Psychedelics is a subject loaded with mania, fear, and political baggage, and Pollan handles the subject with what feels like the right mindset: skeptical curiosity and cautious reverence. Regardless of how it handles its taboo subject, How to Change Your Mind is a good book in its own right; I found it difficult to put down. Michael Pollan is an exquisite writer, and his beautiful narration in the audiobook only adds to the book’s richly felt, considered prose. I recommended the book to a few friends (including one not previously sold on psychedelics’ merits), and they loved it.
What stuck with me most was Pollan’s description of how psychedelics forge new neural connections. He likens this phenomenon to tracks in snow:
On ground covered by fresh snow, you chart your path freely. But as the snow becomes more and more well-traveled, trenches of tracks appear that you’re likely to follow. As the snow rises and tracks become deeper, it becomes quite difficult to veer from the well-worn paths.
Similarly, your thoughts and actions tend to follow the same neural pathways over and over. For example, you experience an unpleasant situation and immediately light up a cigarette. Your well-trodden neural path goes from the awareness of anxiety to the impulse to fumble for matches. You could do something else, but the path is so well-worn that it takes heroic effort to forge an alternate route.
Interestingly enough, one study showed that a psilocybin session was more effective than other treatments for smoking cessation.
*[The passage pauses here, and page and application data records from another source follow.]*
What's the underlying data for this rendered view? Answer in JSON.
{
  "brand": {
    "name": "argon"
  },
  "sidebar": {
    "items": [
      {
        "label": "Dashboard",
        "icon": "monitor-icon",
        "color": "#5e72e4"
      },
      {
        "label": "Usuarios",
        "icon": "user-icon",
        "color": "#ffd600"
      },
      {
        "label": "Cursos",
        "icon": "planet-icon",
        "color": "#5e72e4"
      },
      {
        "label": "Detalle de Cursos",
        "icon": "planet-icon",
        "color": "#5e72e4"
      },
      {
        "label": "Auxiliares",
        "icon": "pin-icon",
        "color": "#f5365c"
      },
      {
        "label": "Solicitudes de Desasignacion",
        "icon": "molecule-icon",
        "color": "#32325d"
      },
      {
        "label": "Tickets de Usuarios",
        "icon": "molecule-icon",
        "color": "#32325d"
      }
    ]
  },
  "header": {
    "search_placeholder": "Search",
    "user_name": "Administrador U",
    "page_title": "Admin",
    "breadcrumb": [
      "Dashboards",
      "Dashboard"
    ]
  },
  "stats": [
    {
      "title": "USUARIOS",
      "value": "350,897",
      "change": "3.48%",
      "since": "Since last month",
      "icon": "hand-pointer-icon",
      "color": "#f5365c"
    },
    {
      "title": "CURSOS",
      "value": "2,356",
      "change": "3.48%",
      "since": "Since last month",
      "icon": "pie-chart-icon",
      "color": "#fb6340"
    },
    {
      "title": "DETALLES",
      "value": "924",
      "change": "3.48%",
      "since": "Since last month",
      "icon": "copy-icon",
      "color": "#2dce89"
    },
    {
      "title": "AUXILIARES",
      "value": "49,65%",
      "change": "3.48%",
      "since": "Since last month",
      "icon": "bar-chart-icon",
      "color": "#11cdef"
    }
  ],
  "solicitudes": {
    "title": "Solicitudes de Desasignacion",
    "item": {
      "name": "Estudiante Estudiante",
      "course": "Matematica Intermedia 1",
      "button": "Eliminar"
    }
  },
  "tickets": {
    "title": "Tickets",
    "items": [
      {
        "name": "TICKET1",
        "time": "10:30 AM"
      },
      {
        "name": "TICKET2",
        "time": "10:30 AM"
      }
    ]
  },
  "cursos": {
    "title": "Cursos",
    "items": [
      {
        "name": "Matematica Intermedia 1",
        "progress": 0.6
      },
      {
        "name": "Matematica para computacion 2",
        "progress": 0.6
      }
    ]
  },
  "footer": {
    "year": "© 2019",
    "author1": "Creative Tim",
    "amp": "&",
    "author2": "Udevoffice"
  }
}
One participant in that study said she stopped smoking because in the session she realized: “My lungs are precious” (such seemingly stupid platitudes are common takeaways from psychedelic experiences). Finding a fresh perspective could make sense in light of the idea that psychedelics form new neural connections deep in the brain, and a new neural connection could give you the sense of a new understanding or new way of looking at things.
The other thing that stuck with me was Pollan’s description of what type of dispositions psychedelics are most helpful for. The human psyche ranges from overly open to rigid. Schizophrenia falls on the open side, anxiety and depression are on the rigid. From the current research, psychedelics appear to be most immediately helpful for issues on the rigid side of the spectrum. Perhaps this is related to how psychedelics may cease activity in the part of the brain associated with identity.
Before Michael Pollan tackled the subject, it seemed like the conversations around psychedelics were either, “Everyone should take psychedelics! Put them in the water! Utopia is nigh!” or “Psychedelics make you crazy! Ban them and investigate these evil-making drugs no further!” But psychedelics are a whole realm of nuance, and the correct approach is likely somewhere in between. Since this book came out to high acclaim, it’s felt like the conversations around psychedelics are evolving past that black-and-white thinking. As so many members of our society have mental and emotional problems that aren’t successfully addressed with currently available treatments, it seems worthwhile to explore what solutions psychedelics could provide.